A tribute to Dead Elvis that ranges from campy and fun to morbid and strange, from inventive and clever to weird and just plain dumb. Sammon (editor of Splatterpunks, 1990, etc.) collects stories and essays with two simple guidelines in mind: Elvis must appear in some way, shape, or form, and Elvis must be dead. This means that serious critiques like Lou Reed's sadly sentimental ``Damaged Goods,'' which questions Elvis's sense of self, and Greil Marcus's somewhat underdeveloped assertion that ``Elvis was less a recognizable symbol [like Madonna or Sinead O'Connor], than a symbol of recognizability'' in ``Someone You Never Forget'' are interspersed with a wide range of fiction. Some stories, like Victor Koman's ``The Eagle Cape,'' in which he saves a young girl from her abusive father, feature Elvis as a powerful centerpiece. Others turn him into a meaningless walk-on. In Del James's ``Backstage,'' a heroin-abusing member of a famous rock band checks out in the middle of a lovemaking session with a groupie and everyone from Morrison and Hendrix to The King step in to finish what he started. Too often we're left imagining Sammon saying, ``Just stick him in there somewhere and I'll put you in the book.'' Among the better entries is Harlan Ellison's ``The Pale Silver Dollar of the Moon Pays Its Way and Makes Change,'' the somber story of Jessie Garon, Elvis's twin brother, who, in this story, didn't die at birth and is responsible for the many Elvis sightings. Among the worst is Joe R. Lansdales's ``(Bubba Ho-Tep),'' which spends too much time on The King's hard-ons. Though old curly lip remains an enticing phenomenon, too much bad writing leaves the reader all shook up and itchin like a man on a fuzzy tree. Read full book review >

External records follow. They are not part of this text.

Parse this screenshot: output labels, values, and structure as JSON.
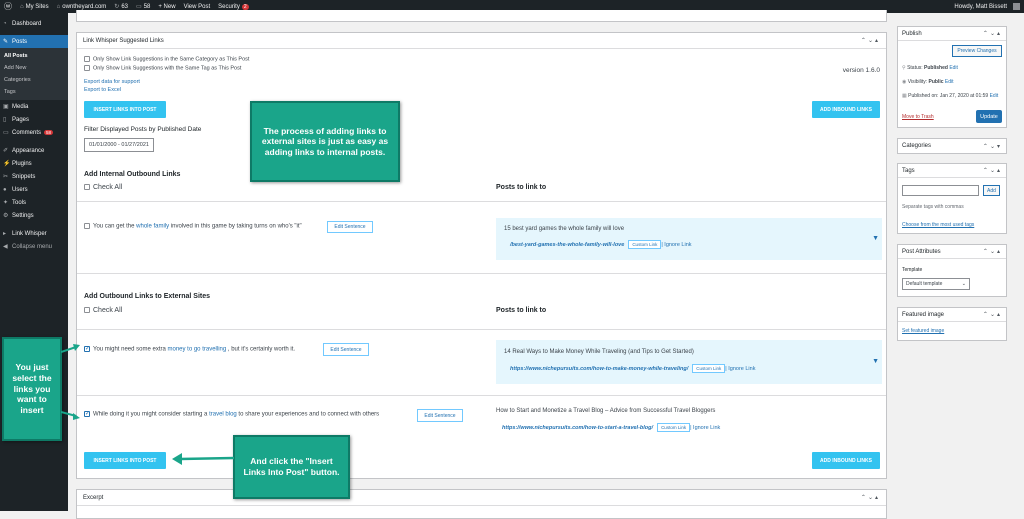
{
  "adminbar": {
    "my_sites": "My Sites",
    "site": "owntheyard.com",
    "updates": "63",
    "comments": "58",
    "new": "+ New",
    "view_post": "View Post",
    "security": "Security",
    "security_count": "2",
    "howdy": "Howdy, Matt Bissett"
  },
  "sidebar": {
    "dashboard": "Dashboard",
    "posts": "Posts",
    "sub": [
      "All Posts",
      "Add New",
      "Categories",
      "Tags"
    ],
    "media": "Media",
    "pages": "Pages",
    "comments": "Comments",
    "comments_count": "58",
    "appearance": "Appearance",
    "plugins": "Plugins",
    "snippets": "Snippets",
    "users": "Users",
    "tools": "Tools",
    "settings": "Settings",
    "link_whisper": "Link Whisper",
    "collapse": "Collapse menu"
  },
  "lw": {
    "title": "Link Whisper Suggested Links",
    "only_same_cat": "Only Show Link Suggestions in the Same Category as This Post",
    "only_same_tag": "Only Show Link Suggestions with the Same Tag as This Post",
    "export_support": "Export data for support",
    "export_excel": "Export to Excel",
    "version": "version 1.6.0",
    "insert_btn": "INSERT LINKS INTO POST",
    "inbound_btn": "ADD INBOUND LINKS",
    "filter_label": "Filter Displayed Posts by Published Date",
    "date_range": "01/01/2000 - 01/27/2021",
    "internal_heading": "Add Internal Outbound Links",
    "check_all": "Check All",
    "posts_to_link": "Posts to link to",
    "internal_row": {
      "before": "You can get the ",
      "anchor": "whole family",
      "after": " involved in this game by taking turns on who's \"it\"",
      "edit": "Edit Sentence",
      "post_title": "15 best yard games the whole family will love",
      "url": "/best-yard-games-the-whole-family-will-love",
      "custom": "Custom Link",
      "ignore": "| Ignore Link"
    },
    "external_heading": "Add Outbound Links to External Sites",
    "ext_row1": {
      "before": "You might need some extra ",
      "anchor": "money to go travelling",
      "after": " , but it's certainly worth it.",
      "edit": "Edit Sentence",
      "post_title": "14 Real Ways to Make Money While Traveling (and Tips to Get Started)",
      "url": "https://www.nichepursuits.com/how-to-make-money-while-traveling/",
      "custom": "Custom Link",
      "ignore": "| Ignore Link"
    },
    "ext_row2": {
      "before": "While doing it you might consider starting a ",
      "anchor": "travel blog",
      "after": " to share your experiences and to connect with others",
      "edit": "Edit Sentence",
      "post_title": "How to Start and Monetize a Travel Blog – Advice from Successful Travel Bloggers",
      "url": "https://www.nichepursuits.com/how-to-start-a-travel-blog/",
      "custom": "Custom Link",
      "ignore": "| Ignore Link"
    }
  },
  "excerpt": "Excerpt",
  "callouts": {
    "top": "The process of adding links to external sites is just as easy as adding links to internal posts.",
    "left": "You just select the links you want to insert",
    "bottom": "And click the \"Insert Links Into Post\" button."
  },
  "publish": {
    "title": "Publish",
    "preview": "Preview Changes",
    "status_label": "Status: ",
    "status_value": "Published",
    "visibility_label": "Visibility: ",
    "visibility_value": "Public",
    "published_on": "Published on: Jan 27, 2020 at 01:59",
    "edit": "Edit",
    "trash": "Move to Trash",
    "update": "Update"
  },
  "categories_title": "Categories",
  "tags": {
    "title": "Tags",
    "add": "Add",
    "help": "Separate tags with commas",
    "choose": "Choose from the most used tags"
  },
  "attributes": {
    "title": "Post Attributes",
    "template_label": "Template",
    "template_value": "Default template"
  },
  "featured": {
    "title": "Featured image",
    "set": "Set featured image"
  },
  "colors": {
    "accent": "#33c3f0",
    "callout": "#1aa58a",
    "wp_blue": "#2271b1",
    "admin_dark": "#1d2327"
  }
}
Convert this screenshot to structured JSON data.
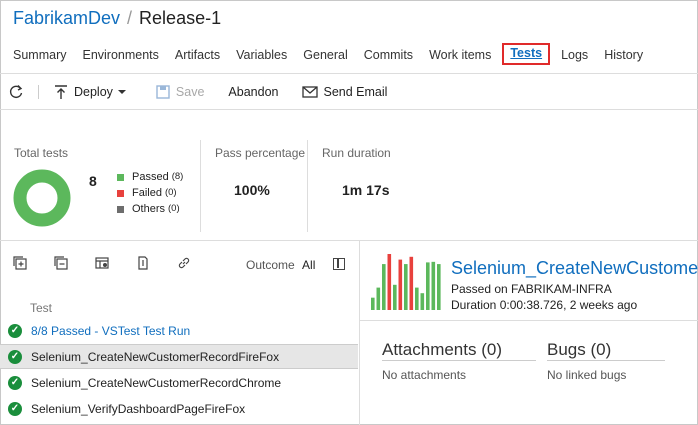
{
  "header": {
    "project": "FabrikamDev",
    "separator": "/",
    "release": "Release-1"
  },
  "tabs": [
    {
      "label": "Summary"
    },
    {
      "label": "Environments"
    },
    {
      "label": "Artifacts"
    },
    {
      "label": "Variables"
    },
    {
      "label": "General"
    },
    {
      "label": "Commits"
    },
    {
      "label": "Work items"
    },
    {
      "label": "Tests",
      "active": true
    },
    {
      "label": "Logs"
    },
    {
      "label": "History"
    }
  ],
  "toolbar": {
    "refresh_icon": "refresh-icon",
    "deploy_label": "Deploy",
    "save_label": "Save",
    "abandon_label": "Abandon",
    "email_label": "Send Email"
  },
  "summary": {
    "total_label": "Total tests",
    "total_value": "8",
    "legend": [
      {
        "label": "Passed",
        "count": "(8)",
        "color": "#5cb85c"
      },
      {
        "label": "Failed",
        "count": "(0)",
        "color": "#e8413d"
      },
      {
        "label": "Others",
        "count": "(0)",
        "color": "#6d6d6d"
      }
    ],
    "pass_label": "Pass percentage",
    "pass_value": "100%",
    "duration_label": "Run duration",
    "duration_value": "1m 17s",
    "donut_pass_fraction": 1.0
  },
  "left": {
    "outcome_label": "Outcome",
    "outcome_value": "All",
    "column_header": "Test",
    "rows": [
      {
        "label": "8/8 Passed - VSTest Test Run"
      },
      {
        "label": "Selenium_CreateNewCustomerRecordFireFox"
      },
      {
        "label": "Selenium_CreateNewCustomerRecordChrome"
      },
      {
        "label": "Selenium_VerifyDashboardPageFireFox"
      }
    ]
  },
  "right": {
    "title": "Selenium_CreateNewCustomerRecordFireFox",
    "status_line": "Passed on FABRIKAM-INFRA",
    "duration_line": "Duration 0:00:38.726, 2 weeks ago",
    "history_bars": [
      {
        "level": 0.22,
        "color": "#5cb85c"
      },
      {
        "level": 0.4,
        "color": "#5cb85c"
      },
      {
        "level": 0.82,
        "color": "#5cb85c"
      },
      {
        "level": 1.0,
        "color": "#e8413d"
      },
      {
        "level": 0.45,
        "color": "#5cb85c"
      },
      {
        "level": 0.9,
        "color": "#e8413d"
      },
      {
        "level": 0.82,
        "color": "#5cb85c"
      },
      {
        "level": 0.95,
        "color": "#e8413d"
      },
      {
        "level": 0.4,
        "color": "#5cb85c"
      },
      {
        "level": 0.3,
        "color": "#5cb85c"
      },
      {
        "level": 0.85,
        "color": "#5cb85c"
      },
      {
        "level": 0.86,
        "color": "#5cb85c"
      },
      {
        "level": 0.82,
        "color": "#5cb85c"
      }
    ],
    "attachments_title": "Attachments (0)",
    "attachments_empty": "No attachments",
    "bugs_title": "Bugs (0)",
    "bugs_empty": "No linked bugs"
  }
}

A forceful anthology-cum-manifesto of splatterpunk—the violent, sexy, anything-goes cutting edge of horror. Sammon, a horror writer (Twilight Zone Magazine) and film critic, rounds up 16 splatterpunk stories old and new, as well as an essay on hard-core splatter films and a particularly noxious chapter censored from Ray Garton's Crucifax Autumn (1988) by its paperback reprinter; but by far the most significant entry here is "Outlaws," Sammon's own long essay on the field. In it, he offers an informed if adulatory survey of splatterpunk, with penetrating looks at its four main proponents (all young: Clive Barker, John Skipp & Craig Specter, David Schow) and, most importantly, makes a strong case for splatterpunk as valuable, morally confrontational art. The stories bear out his claim, but also go far to explain why splatterpunk has alienated many editors and horror writers. Among the strongest pieces are Joe R. Lansdale's "Night They Missed the Horrow Show," a powerful parable in which rednecks playing at evil run up against the real thing; Douglas E. Winter's "Less Than Zombie," a parody that out-chills Bret Easton Ellis; two tales of necrophilia, George R. Martin's "Meathouse Man" (prostitute corpses) and Roberta Lannes's "Goodbye, Dark Love" (child abuse-necrophiliac incest); Clive Barker's classic "The Midnight Meat Train"; and two dark gems by Richard Christian Matheson. Emblematic of the worst of the field is Rex Miller's "Reunion Moon," scatological juvenilia; but then there's the astonishing "City of Angels," debut fiction by J.S. Russell, whose black-humored chronicle of post-holocaust baby-eating mutants packs a backhanded, unforgettable blow. Off-the-charts for sex and gore, but bursting with energy, passion, and original visions: an authoritative and intelligent collection for horror fans willing to go all the way. Read full book review >